[[ Given data open ]]

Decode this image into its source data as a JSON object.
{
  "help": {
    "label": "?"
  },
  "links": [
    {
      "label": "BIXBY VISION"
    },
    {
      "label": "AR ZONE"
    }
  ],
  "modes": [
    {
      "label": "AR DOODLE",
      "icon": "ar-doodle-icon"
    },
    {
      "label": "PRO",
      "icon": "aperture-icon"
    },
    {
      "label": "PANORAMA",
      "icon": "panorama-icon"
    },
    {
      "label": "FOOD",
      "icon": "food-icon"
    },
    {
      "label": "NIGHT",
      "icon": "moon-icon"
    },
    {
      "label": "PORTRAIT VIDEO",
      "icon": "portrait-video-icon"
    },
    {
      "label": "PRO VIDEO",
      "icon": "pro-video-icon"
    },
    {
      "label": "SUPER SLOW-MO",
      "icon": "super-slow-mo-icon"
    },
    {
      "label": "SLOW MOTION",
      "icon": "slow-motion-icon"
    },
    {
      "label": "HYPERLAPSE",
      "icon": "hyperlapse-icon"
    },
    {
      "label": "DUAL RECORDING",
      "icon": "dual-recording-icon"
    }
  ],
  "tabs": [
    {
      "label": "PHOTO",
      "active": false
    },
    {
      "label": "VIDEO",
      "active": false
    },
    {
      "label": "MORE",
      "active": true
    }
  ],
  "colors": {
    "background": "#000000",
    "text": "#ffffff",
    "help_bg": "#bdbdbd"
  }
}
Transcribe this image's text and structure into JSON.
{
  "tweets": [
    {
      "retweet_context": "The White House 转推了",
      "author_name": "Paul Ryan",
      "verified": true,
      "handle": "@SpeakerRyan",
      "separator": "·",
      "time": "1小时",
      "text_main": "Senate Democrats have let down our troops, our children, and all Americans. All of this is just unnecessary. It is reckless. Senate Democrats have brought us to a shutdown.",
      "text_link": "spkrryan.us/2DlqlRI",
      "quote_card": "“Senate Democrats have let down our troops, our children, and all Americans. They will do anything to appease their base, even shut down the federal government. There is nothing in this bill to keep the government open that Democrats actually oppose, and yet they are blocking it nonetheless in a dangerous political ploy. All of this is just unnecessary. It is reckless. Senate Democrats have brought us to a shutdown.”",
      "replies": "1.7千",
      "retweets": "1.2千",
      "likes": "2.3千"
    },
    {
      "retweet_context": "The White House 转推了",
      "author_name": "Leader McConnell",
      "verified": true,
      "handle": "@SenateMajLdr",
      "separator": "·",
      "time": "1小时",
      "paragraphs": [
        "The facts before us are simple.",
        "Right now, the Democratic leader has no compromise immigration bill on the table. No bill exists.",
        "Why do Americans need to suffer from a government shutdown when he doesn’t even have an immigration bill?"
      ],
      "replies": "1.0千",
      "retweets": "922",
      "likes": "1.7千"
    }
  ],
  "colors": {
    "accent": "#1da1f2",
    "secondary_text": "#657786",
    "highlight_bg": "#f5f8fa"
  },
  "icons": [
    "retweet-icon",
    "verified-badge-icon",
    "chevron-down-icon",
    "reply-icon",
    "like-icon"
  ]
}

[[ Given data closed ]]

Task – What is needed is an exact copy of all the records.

Task response –
Decode this image into its source data as a JSON object.
{
  "help": {
    "label": "?"
  },
  "links": [
    {
      "label": "BIXBY VISION"
    },
    {
      "label": "AR ZONE"
    }
  ],
  "modes": [
    {
      "label": "AR DOODLE",
      "icon": "ar-doodle-icon"
    },
    {
      "label": "PRO",
      "icon": "aperture-icon"
    },
    {
      "label": "PANORAMA",
      "icon": "panorama-icon"
    },
    {
      "label": "FOOD",
      "icon": "food-icon"
    },
    {
      "label": "NIGHT",
      "icon": "moon-icon"
    },
    {
      "label": "PORTRAIT VIDEO",
      "icon": "portrait-video-icon"
    },
    {
      "label": "PRO VIDEO",
      "icon": "pro-video-icon"
    },
    {
      "label": "SUPER SLOW-MO",
      "icon": "super-slow-mo-icon"
    },
    {
      "label": "SLOW MOTION",
      "icon": "slow-motion-icon"
    },
    {
      "label": "HYPERLAPSE",
      "icon": "hyperlapse-icon"
    },
    {
      "label": "DUAL RECORDING",
      "icon": "dual-recording-icon"
    }
  ],
  "tabs": [
    {
      "label": "PHOTO",
      "active": false
    },
    {
      "label": "VIDEO",
      "active": false
    },
    {
      "label": "MORE",
      "active": true
    }
  ],
  "colors": {
    "background": "#000000",
    "text": "#ffffff",
    "help_bg": "#bdbdbd"
  }
}
Transcribe this image's text and structure into JSON.
{
  "tweets": [
    {
      "retweet_context": "The White House 转推了",
      "author_name": "Paul Ryan",
      "verified": true,
      "handle": "@SpeakerRyan",
      "separator": "·",
      "time": "1小时",
      "text_main": "Senate Democrats have let down our troops, our children, and all Americans. All of this is just unnecessary. It is reckless. Senate Democrats have brought us to a shutdown.",
      "text_link": "spkrryan.us/2DlqlRI",
      "quote_card": "“Senate Democrats have let down our troops, our children, and all Americans. They will do anything to appease their base, even shut down the federal government. There is nothing in this bill to keep the government open that Democrats actually oppose, and yet they are blocking it nonetheless in a dangerous political ploy. All of this is just unnecessary. It is reckless. Senate Democrats have brought us to a shutdown.”",
      "replies": "1.7千",
      "retweets": "1.2千",
      "likes": "2.3千"
    },
    {
      "retweet_context": "The White House 转推了",
      "author_name": "Leader McConnell",
      "verified": true,
      "handle": "@SenateMajLdr",
      "separator": "·",
      "time": "1小时",
      "paragraphs": [
        "The facts before us are simple.",
        "Right now, the Democratic leader has no compromise immigration bill on the table. No bill exists.",
        "Why do Americans need to suffer from a government shutdown when he doesn’t even have an immigration bill?"
      ],
      "replies": "1.0千",
      "retweets": "922",
      "likes": "1.7千"
    }
  ],
  "colors": {
    "accent": "#1da1f2",
    "secondary_text": "#657786",
    "highlight_bg": "#f5f8fa"
  },
  "icons": [
    "retweet-icon",
    "verified-badge-icon",
    "chevron-down-icon",
    "reply-icon",
    "like-icon"
  ]
}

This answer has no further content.